Task brief
Could you output only the lines from the one containing "Transcribe this image's" through the last line of the data, both included?

Data extracts
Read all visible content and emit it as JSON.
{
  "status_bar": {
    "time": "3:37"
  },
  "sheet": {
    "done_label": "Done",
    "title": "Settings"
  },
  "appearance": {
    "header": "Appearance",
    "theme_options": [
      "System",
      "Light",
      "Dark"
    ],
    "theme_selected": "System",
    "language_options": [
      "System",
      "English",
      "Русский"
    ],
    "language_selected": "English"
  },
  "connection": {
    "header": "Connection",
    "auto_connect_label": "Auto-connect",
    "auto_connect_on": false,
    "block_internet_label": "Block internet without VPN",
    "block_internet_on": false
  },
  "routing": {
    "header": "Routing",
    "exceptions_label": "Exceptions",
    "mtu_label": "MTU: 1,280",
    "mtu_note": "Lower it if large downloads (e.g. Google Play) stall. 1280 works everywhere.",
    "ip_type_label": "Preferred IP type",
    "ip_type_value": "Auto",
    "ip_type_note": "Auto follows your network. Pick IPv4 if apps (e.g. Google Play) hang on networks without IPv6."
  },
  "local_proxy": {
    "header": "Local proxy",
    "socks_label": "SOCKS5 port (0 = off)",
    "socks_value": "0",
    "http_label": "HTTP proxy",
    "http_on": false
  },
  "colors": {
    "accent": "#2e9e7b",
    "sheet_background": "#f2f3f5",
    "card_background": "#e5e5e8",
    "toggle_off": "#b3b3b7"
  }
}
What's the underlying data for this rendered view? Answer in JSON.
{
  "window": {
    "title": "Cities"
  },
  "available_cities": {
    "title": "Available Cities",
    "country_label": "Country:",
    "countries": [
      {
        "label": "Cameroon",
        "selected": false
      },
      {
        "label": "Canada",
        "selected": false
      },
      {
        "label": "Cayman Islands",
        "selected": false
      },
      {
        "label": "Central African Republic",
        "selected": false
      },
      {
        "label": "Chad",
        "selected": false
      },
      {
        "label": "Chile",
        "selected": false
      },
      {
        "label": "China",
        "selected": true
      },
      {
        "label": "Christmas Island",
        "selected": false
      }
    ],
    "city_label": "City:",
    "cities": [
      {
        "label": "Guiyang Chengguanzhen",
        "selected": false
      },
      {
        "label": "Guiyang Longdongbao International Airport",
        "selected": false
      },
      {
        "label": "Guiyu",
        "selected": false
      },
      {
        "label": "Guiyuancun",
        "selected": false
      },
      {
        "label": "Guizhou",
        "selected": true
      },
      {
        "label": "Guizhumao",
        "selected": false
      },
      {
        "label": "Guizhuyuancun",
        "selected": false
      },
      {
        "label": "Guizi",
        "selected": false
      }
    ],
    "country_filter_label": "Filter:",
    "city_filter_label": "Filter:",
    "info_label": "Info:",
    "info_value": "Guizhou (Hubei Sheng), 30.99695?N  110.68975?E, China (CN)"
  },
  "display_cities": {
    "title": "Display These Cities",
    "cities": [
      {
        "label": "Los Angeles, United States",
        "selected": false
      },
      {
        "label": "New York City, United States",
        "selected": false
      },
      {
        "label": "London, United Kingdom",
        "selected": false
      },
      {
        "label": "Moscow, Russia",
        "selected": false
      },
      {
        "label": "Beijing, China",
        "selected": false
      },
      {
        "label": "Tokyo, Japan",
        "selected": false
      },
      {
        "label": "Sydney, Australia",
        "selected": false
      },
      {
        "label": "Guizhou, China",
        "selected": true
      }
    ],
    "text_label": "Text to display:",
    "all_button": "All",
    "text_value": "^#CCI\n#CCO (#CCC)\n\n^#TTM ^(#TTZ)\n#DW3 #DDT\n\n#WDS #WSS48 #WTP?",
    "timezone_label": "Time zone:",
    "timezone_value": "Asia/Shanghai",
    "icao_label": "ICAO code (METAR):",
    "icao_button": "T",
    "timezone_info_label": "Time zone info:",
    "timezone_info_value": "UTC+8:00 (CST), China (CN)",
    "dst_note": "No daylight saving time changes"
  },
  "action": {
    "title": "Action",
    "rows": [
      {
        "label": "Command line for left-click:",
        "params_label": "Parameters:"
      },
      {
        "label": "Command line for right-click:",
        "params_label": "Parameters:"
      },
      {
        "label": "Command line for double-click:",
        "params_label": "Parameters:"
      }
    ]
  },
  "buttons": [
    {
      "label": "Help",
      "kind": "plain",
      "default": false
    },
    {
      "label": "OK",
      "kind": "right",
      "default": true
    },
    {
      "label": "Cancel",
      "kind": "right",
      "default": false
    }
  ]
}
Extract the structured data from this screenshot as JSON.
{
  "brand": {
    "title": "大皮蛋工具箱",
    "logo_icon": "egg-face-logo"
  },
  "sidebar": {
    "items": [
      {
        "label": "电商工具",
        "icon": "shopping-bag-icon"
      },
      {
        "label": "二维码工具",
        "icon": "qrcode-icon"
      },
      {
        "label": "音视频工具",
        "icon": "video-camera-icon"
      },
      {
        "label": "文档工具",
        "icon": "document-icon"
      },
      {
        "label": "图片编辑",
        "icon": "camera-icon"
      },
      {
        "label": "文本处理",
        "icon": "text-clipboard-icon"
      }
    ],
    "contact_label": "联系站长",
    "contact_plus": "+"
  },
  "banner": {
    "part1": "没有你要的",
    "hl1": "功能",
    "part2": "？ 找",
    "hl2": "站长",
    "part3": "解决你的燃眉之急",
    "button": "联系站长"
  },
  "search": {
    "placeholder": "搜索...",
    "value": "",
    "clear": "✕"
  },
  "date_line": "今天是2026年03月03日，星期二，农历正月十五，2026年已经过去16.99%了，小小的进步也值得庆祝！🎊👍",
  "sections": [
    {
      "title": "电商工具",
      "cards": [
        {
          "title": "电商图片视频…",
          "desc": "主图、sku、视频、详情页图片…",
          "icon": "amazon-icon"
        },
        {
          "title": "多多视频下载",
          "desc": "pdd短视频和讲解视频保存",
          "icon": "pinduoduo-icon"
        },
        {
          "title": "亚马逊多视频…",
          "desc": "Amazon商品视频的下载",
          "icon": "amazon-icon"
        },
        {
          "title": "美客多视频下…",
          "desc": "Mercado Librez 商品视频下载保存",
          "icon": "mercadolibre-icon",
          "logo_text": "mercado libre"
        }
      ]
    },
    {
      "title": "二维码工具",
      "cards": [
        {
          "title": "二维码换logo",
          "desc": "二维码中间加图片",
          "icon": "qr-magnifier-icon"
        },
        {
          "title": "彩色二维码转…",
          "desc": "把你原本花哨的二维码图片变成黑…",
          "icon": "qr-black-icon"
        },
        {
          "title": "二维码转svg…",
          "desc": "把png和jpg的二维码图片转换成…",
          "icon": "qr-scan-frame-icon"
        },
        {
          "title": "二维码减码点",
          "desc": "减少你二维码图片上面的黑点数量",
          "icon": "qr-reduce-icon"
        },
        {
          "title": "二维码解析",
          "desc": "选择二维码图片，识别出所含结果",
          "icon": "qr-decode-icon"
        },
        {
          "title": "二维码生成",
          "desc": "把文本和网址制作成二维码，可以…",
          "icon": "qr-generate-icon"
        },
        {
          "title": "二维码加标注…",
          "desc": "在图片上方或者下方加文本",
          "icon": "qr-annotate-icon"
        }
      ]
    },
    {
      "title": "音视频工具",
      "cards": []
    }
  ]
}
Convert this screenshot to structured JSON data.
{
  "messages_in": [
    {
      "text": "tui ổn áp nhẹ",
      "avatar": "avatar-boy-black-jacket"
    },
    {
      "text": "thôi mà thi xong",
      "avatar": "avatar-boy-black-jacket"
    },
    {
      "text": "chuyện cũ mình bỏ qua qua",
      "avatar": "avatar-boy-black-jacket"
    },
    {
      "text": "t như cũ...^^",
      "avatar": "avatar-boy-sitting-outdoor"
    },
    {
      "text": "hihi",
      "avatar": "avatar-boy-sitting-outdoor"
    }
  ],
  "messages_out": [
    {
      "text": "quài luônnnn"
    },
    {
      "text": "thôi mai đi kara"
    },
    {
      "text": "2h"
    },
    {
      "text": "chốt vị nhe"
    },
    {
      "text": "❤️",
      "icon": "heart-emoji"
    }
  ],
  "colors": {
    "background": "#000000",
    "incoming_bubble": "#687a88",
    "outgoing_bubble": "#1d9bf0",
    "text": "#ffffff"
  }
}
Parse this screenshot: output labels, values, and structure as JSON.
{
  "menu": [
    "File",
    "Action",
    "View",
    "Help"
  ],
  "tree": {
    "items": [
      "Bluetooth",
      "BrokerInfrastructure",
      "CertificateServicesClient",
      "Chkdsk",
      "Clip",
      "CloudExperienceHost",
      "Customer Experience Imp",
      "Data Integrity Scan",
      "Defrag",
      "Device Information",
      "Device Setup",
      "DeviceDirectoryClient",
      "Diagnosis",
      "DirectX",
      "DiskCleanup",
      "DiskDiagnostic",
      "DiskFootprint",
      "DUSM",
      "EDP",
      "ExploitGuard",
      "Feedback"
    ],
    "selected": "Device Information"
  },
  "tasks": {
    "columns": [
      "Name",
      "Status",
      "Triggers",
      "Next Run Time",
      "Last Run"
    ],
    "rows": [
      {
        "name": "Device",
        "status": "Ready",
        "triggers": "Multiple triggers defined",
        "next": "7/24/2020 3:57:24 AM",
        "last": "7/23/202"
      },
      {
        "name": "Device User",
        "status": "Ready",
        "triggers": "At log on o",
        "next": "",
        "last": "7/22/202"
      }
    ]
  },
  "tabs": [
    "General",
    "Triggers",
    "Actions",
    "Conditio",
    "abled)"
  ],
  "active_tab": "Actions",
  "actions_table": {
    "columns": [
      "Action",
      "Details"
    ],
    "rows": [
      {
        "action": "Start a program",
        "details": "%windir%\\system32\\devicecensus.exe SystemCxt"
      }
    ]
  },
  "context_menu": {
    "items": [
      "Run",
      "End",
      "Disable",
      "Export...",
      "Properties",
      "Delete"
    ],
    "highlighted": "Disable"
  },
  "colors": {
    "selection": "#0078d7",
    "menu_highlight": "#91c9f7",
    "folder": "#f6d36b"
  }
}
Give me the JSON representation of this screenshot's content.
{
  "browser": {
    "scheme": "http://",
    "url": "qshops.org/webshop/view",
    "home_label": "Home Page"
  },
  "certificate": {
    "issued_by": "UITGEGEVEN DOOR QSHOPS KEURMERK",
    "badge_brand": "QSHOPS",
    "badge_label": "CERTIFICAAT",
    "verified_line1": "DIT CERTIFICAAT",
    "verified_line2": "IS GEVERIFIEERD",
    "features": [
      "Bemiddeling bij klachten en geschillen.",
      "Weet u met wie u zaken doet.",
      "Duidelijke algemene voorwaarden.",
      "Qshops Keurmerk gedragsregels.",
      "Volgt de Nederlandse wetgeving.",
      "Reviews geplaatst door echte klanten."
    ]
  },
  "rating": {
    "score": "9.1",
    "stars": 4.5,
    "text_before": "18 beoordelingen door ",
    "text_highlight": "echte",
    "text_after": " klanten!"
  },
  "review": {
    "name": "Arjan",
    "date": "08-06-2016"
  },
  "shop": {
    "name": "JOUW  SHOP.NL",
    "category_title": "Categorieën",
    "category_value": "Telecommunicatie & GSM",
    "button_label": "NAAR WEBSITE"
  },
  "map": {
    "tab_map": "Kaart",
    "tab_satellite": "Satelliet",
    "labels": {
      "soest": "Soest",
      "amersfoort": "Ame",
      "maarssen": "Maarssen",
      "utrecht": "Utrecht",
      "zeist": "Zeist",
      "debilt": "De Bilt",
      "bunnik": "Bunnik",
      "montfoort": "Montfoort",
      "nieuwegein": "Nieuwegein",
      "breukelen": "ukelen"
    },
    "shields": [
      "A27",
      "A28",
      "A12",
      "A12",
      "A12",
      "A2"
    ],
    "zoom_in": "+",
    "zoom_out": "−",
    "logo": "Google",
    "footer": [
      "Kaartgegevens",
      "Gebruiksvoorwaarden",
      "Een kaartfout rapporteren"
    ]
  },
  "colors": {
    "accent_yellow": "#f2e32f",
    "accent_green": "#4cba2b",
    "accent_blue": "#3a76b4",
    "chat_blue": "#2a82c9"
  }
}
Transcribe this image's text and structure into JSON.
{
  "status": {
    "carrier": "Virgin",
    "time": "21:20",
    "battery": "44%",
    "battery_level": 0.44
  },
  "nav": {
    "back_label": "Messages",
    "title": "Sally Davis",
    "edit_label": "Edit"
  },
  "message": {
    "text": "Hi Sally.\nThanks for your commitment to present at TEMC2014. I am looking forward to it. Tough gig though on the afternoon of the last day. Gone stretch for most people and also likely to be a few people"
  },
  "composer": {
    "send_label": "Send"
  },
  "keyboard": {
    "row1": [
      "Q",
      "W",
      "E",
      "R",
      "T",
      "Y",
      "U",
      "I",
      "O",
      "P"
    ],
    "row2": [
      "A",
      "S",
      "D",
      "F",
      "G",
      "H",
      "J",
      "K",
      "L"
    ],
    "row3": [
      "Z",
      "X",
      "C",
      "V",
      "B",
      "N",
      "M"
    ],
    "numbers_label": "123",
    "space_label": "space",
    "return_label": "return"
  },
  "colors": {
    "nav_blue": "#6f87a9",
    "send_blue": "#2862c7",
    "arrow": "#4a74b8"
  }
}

Solution to the exercise
Transcribe this image's text and structure into JSON.
{
  "status": {
    "carrier": "Virgin",
    "time": "21:20",
    "battery": "44%",
    "battery_level": 0.44
  },
  "nav": {
    "back_label": "Messages",
    "title": "Sally Davis",
    "edit_label": "Edit"
  },
  "message": {
    "text": "Hi Sally.\nThanks for your commitment to present at TEMC2014. I am looking forward to it. Tough gig though on the afternoon of the last day. Gone stretch for most people and also likely to be a few people"
  },
  "composer": {
    "send_label": "Send"
  },
  "keyboard": {
    "row1": [
      "Q",
      "W",
      "E",
      "R",
      "T",
      "Y",
      "U",
      "I",
      "O",
      "P"
    ],
    "row2": [
      "A",
      "S",
      "D",
      "F",
      "G",
      "H",
      "J",
      "K",
      "L"
    ],
    "row3": [
      "Z",
      "X",
      "C",
      "V",
      "B",
      "N",
      "M"
    ],
    "numbers_label": "123",
    "space_label": "space",
    "return_label": "return"
  },
  "colors": {
    "nav_blue": "#6f87a9",
    "send_blue": "#2862c7",
    "arrow": "#4a74b8"
  }
}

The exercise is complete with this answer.